“After I finished Notes in Time,” Spero said, “I decided I didn’t want to use language anymore, that it had become overwhelming and that perhaps I didn’t have the need to express my art in that way.” Some of the few texts she does continue to use are original, but most she comes upon by chance. “I used to be an avid reader, but there’s no time now,” she said. “I have a lot of feminist books, and I look through those. Leon has found some quotes, friends have found some, or I might find them through reading newspapers.”

Spero’s work over the past several years has continued to be more celebratory and to make much less use of written texts. She still ransacks newspapers, magazines, and art history books for many of her images. In fact what has remained constant in her work is the way she straddles various times and cultures in her choice of imagery. Contemporary fashion models, Hittite goddesses, Irish deities, and Hiroshima victims all find their way onto her page.

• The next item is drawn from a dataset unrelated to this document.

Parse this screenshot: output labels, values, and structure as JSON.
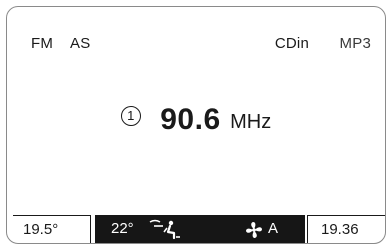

These days Spero, busier than ever, regularly works between midnight and dawn in the New York studio she shares with her husband. She connects New York with the quality of her work: “I think one chooses the milieu that goes with the art. There’s a diversity here, a grittiness and a harshness. It’s so huge. It’s so small and so huge at the same time.”

A retrospective of Nancy Spero’s career opens at the Museum of Contemporary Art, 237 E. Ontario, on July 2 and runs through August 28. For more information call 280-2660. Other works by the artist are on display at the Rhona Hoffman Gallery, 215 W. Superior, through July 15. Call 951-8828 for details.

Art accompanying story in printed newspaper (not available in this archive): photo/Cosimo Di Leo Ricatto.